  17. Roisin Murphy’s Head-Banging-Accident Archived 2014-09-03 at the Wayback Machine iheartberlin.de. 30 October 2007. Retrieved on 24 August 2012.
  18. Slayer Frontman Tom Araya To Undergo Back Surgery, American Carnage Tour To Be Rescheduled metealunderground.com. 7 January 2010. Retrieved on 4 August 2012.
  19. "No more headbanging for mortal Slayer frontman". The San Francisco Examiner. Archived from the original on 27 May 2013. Retrieved 23 February 2015.
  20. "Ouch! Headbanging Hurts…". cbslocal.com. Archived from the original on 23 February 2015. Retrieved 23 February 2015.
  21. Edvardsson, Bengt (7 Jul 2011). "Head banging associated with basilar artery thrombosis". Neurology India. 59 (3): 478–9. doi:10.4103/0028-3886.82756. PMID   21743194.

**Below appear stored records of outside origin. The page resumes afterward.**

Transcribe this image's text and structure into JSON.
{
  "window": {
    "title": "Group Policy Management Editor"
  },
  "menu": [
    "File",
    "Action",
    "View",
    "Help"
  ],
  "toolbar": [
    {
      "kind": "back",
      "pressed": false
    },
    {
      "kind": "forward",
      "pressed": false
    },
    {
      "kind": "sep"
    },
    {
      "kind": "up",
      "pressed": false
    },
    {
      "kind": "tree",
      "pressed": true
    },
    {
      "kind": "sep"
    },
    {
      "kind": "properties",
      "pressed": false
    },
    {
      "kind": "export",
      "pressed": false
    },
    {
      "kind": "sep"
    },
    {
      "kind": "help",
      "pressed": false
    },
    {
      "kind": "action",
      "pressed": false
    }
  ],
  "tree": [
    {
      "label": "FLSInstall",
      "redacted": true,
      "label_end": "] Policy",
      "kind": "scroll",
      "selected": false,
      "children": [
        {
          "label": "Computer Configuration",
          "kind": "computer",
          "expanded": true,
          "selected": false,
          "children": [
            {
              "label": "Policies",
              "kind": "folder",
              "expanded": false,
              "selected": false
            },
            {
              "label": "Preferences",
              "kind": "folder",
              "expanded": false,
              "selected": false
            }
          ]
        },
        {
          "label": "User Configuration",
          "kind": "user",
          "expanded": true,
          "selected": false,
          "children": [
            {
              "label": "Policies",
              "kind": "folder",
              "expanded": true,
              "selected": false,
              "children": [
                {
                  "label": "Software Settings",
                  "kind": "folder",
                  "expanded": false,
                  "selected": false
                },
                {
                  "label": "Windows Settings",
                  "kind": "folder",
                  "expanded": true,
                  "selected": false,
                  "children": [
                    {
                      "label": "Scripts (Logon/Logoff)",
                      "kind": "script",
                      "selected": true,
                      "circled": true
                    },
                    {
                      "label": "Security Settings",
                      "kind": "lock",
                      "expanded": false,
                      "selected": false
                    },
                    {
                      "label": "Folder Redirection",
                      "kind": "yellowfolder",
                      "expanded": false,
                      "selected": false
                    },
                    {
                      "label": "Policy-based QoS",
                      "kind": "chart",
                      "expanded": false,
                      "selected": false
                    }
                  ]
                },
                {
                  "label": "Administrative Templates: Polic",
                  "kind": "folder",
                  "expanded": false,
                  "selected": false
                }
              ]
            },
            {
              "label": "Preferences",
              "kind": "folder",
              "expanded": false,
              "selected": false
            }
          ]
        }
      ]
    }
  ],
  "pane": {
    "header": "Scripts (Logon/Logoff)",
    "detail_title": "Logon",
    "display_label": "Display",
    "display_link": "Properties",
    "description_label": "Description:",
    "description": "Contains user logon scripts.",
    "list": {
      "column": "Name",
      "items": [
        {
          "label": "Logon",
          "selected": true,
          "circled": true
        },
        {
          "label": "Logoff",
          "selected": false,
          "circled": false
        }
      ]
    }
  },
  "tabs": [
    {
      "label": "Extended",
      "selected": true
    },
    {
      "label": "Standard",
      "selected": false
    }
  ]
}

  22. Rajasekharan, Chandrasekharan (2013). "Basilar artery thrombosis due to head banging: hazard of a religious ritual". BMJ Case Reports. 2013: bcr2013009840. doi:10.1136/bcr-2013-009840. PMC   3669841 . PMID   23704461 . Retrieved 28 Aug 2014.
  23. Jackson, M.A. (1983). ""Headbanging" and carotid dissection". British Medical Journal (Clinical Research Ed.). 287 (6401): 1262. doi:10.1136/bmj.287.6401.1262. PMC   1549725 . PMID   6416361.
  24. Egnor, M.R. (1991/1992). (1991). "Vertebral Artery Aneurysm – A Unique Hazard of Head Banging by Heavy Metal Rockers". Pediatric Neurosurgery. 17 (3): 135–138. doi:10.1159/000120583. PMID   1819327.
  25. Neyaz, Z. (2006). "'Head banging' during rock show causing subdural hematoma". Neurology India. 54 (3): 319–20. doi:10.4103/0028-3886.27172. PMID   16936407 . Retrieved 28 Aug 2014.
  26. Islamian, Ariyan Pirayesh (5 Jul 2014). "Chronic subdural haematoma secondary to headbanging". The Lancet. 384 (9937): 102. doi:10.1016/S0140-6736(14)60923-5. PMID   24998813 . Retrieved 28 Aug 2014.
  27. Mackenzie, J.M. (7 Dec 1991). ""Headbanging" and fatal subdural haemorrhage". The Lancet. 338 (8780): 1457–1458. doi:10.1016/0140-6736(91)92757-S. PMID   1683440.
  28. Matsuzaki, Saeko (Dec 2012). "Mediastinal Emphysema After Head-Banging in a Rock Artist: Pseudo Shaken-Baby Syndrome in Adulthood". The Annals of Thoracic Surgery. 94 (6): 2113–2114. doi:10.1016/j.athoracsur.2012.05.054. PMID   23176926 . Retrieved 28 Aug 2014.
  29. Kassirer, Marilyn (Jun 1993). "Head Banger's Whiplash". The Clinical Journal of Pain. Retrieved 28 Aug 2014.